Of course, antibiotic resistance is not a problem with a simple solution – as long as antibiotics are still in the environment, bacteria will find a way to evade their toxic effects. However, raising awareness about how humans have contributed to this world health crisis, and examining what we can do to slow its progression, will be our best chance at defeating, or at least slowing down, these “superbugs.”
Alexandra Cantley is a 5th year graduate student in the Chemical Biology Program at Harvard University. Her research in the Clardy Lab focuses on the exploration of chemical interactions between bacteria and other microorganisms.
 Perez, AJ., “Giants TE Daniel Fells to have 10th surgery to treat MRSA” USA Today, 7 Dec. 2015
 Kelland, K., “New “Superbug” Gene Found in Animals and People in China” Scientific American, 19 Nov. 2015
 “WHO multi-country survey reveals widespread public misunderstanding about antibiotic resistance” The World Health Organization, www.who.int 16 Nov. 2015
 Davies, J. & Davies, D., “Origins and Evolution of Antibiotic Resistance” Microbiology & Molecular Biology Reviews (2010).

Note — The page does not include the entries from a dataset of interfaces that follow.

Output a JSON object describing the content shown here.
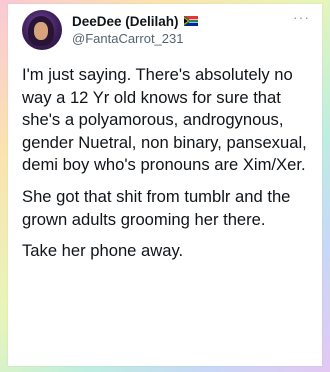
{
  "tweet": {
    "display_name": "DeeDee (Delilah)",
    "handle": "@FantaCarrot_231",
    "paragraphs": [
      "I'm just saying. There's absolutely no way a 12 Yr old knows for sure that she's a polyamorous, androgynous, gender Nuetral, non binary, pansexual, demi boy who's pronouns are Xim/Xer.",
      "She got that shit from tumblr and the grown adults grooming her there.",
      "Take her phone away."
    ]
  },
  "icons": {
    "flag": "south-africa-flag-icon",
    "more": "more-options-icon"
  }
}
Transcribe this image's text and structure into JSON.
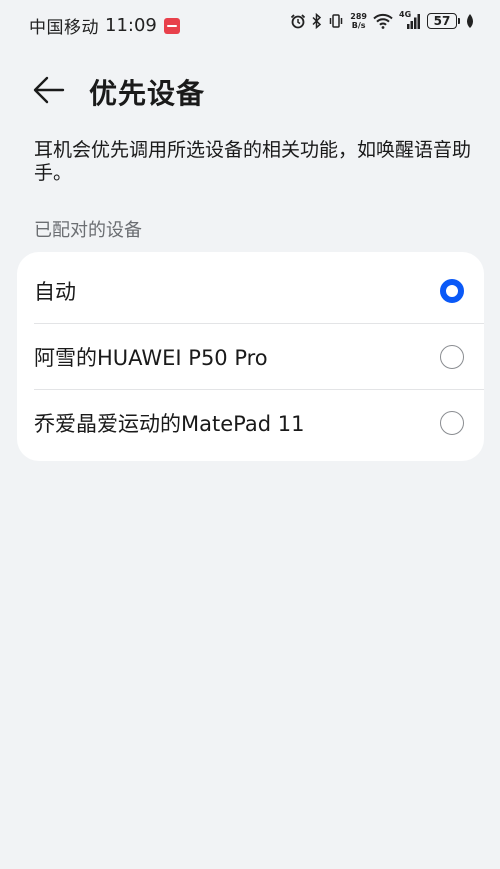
{
  "status_bar": {
    "carrier": "中国移动",
    "time": "11:09",
    "net_speed_value": "289",
    "net_speed_unit": "B/s",
    "network_type": "4G",
    "battery": "57"
  },
  "header": {
    "title": "优先设备"
  },
  "description": "耳机会优先调用所选设备的相关功能，如唤醒语音助手。",
  "section_label": "已配对的设备",
  "devices": [
    {
      "label": "自动",
      "selected": true
    },
    {
      "label": "阿雪的HUAWEI P50 Pro",
      "selected": false
    },
    {
      "label": "乔爱晶爱运动的MatePad 11",
      "selected": false
    }
  ],
  "colors": {
    "accent": "#0a59f7",
    "background": "#f1f3f5",
    "card": "#ffffff",
    "notification": "#e8404b"
  },
  "icons": {
    "back": "arrow-left-icon",
    "alarm": "alarm-icon",
    "bluetooth": "bluetooth-icon",
    "vibrate": "vibrate-icon",
    "wifi": "wifi-icon",
    "signal": "signal-icon",
    "battery": "battery-icon",
    "leaf": "leaf-icon"
  }
}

 Smith, R. et al., “Antibiotic Resistance: A Primer and Call to Action” Health Communication (2015).
 Antibiotic/Antimicrobial Resistance, Centers for Disease Control and Prevention, www.cdc.gov
 Groopman, J. “Superbugs”, The New Yorker (2008)
 Chamber, H.F., & DeLeo, F.R., “Waves of resistance: Staphyloccocus in the antibiotic era” Nature Reviews Microbiology (2009).
 Wade, N., “Researchers Find Antibiotic Resistance in Ancient DNA” The New York Times, 31 Aug. 2011
 “Get Smart” Centers for Disease Control and Prevention (CDC)
 “FDA Regulation to Help Ensure Judicious Use of Antibiotics in Food-Producing Animals” U.S. Food and Drug Administration, www.fda.gov 2 Jun. 2015
 Buguliskis, J., “The fight against antibiotic resistance has a new ally” Genetic Engineering & Biotechnology News Dec. 14, 2015
 Winter, G., “Beta-lactam antibiotics can make MRSA infection worse” The Pharmaceutical Journal Nov 12, 2015
 Ledford, H, “Promising antibiotic discovered in microbial ‘dark matter’” Nature (2015)
 Sun, L., “Fight against superbugs gets dramatic funding boost under congressional budget plan” The Washington Post Dec. 17, 2015
Cover Image is from the NIAID Flickr and is licensed by Creative Commons Attribution 2.0 Generic.
3 thoughts on “Antibiotic Resistance: Old genes, new problems”
Very clear article on an important and relevant topic that is finally getting some appropriate policy attention.
Many thanks for your writing – a nicely written article indeed.
Could I ask whether it is possible to re-use the images you have created for academic purposes, specifically the one demonstrating antibiotic resistance selection? It is a great illustration!
Hi Nicola–you can re-use our images as long as you credit the graphics designer and link back to our site! Please e-mail sitnbostonblog(at)gmail(dot)com if you have any questions.